The Willow Run U. S. Department of Health, Education, and Welfare Facilities are located contiguous to Willow Run Airport, primarily east of Beck Road. They consist of 156,229 acres and 39 structures at June 30, 1977, with a book value of $151,300 for land and $1,046,000 for buildings. These properties were acquired through a grant from the United States Department of Health, Education, and Welfare in 1961 and supplemented by improvements and other additions Page  96from University sources. These facilities are used for research purposes.

As of June 30, 1977, Radrick Farms, at Dixboro and Geddes Roads in Washtenaw County, comprised 654.78 acres and 20 structures with book values of $1,343,198 for land and $393,682 for buildings. The acquisition of these facilities was made possible by an original gift in 1962 from Frederick C. Matthaei and an additional gift in 1965 from the same donor. An additional contiguous 15.89 acres were purchased by the University in 1967-68. Land value was increased in 1967 by construction of an excellent golf course, also with funds provided by Matthaei. The course was designed by the nationally recognized golf course architect Peter Dye of Indianapolis, Indiana, and built by the Maddox Construction Company of St. Charles, Illinois. Construction on the 18-hole, par-72, 6,480-yard course was begun in the fall of 1964.

In January of 1964 the Regents accepted a gift from Calumet and Hecla, Inc. of 203.45 acres of land, valued at $21,392, at the far northern tip of the Keweenaw Peninsula in upper Michigan. This is known as the Keweenaw Peninsula Rocket Launching Site and is used for atmospheric and environmental research purposes.

The Portage Lake Observatory No. 2 at Peach Mountain, in the Waterloo Recreation Area in Washtenaw County, was built by Butcher and Willits, Inc. in April of 1969 at a cost of $589,210. It was designed by Colvin, Robinson, Wright and Associates and contains 93,927 cubic feet and 5,514 gross square feet. It was financed from federal funds and University sources.

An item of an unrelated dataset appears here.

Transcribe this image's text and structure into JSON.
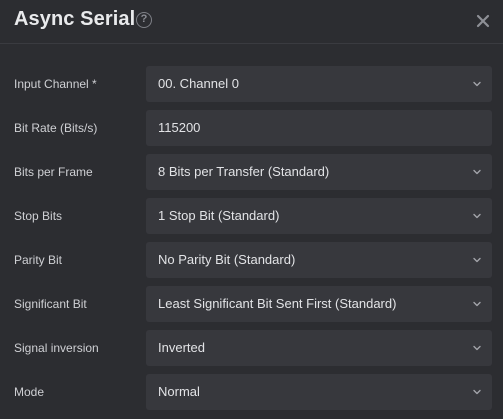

Three significant building additions have been constructed at the Biological Station at Douglas Lake near Cheboygan. The Alfred H. Stockard Lakeside Laboratory, a 24,943-square-foot laboratory, classroom, and research facility, was named to honor the late Director of the Biological Station, who had served from 1940 to 1966. It was designed by The Architects Collective, Inc. and was completed in 1966 by the Omega Construction Company. Funding for this $636,000 structure was from a National Science Foundation grant and matching University funds. Also designed by The Architects Collective, Page  97Inc. and completed by Omega Construction Company in 1966 was a 6,299-square-foot residential unit. This $162,000 structure was also funded by National Science Foundation grant money and matching University funds. A new and efficient dining hall and kitchen facility, designed by David Trautman, was completed by Concrete Systems, Inc., in 1976. Replacing a small and outdated unit, this 12,371-square-foot $440,000 structure was funded from unrestricted gifts and University funds.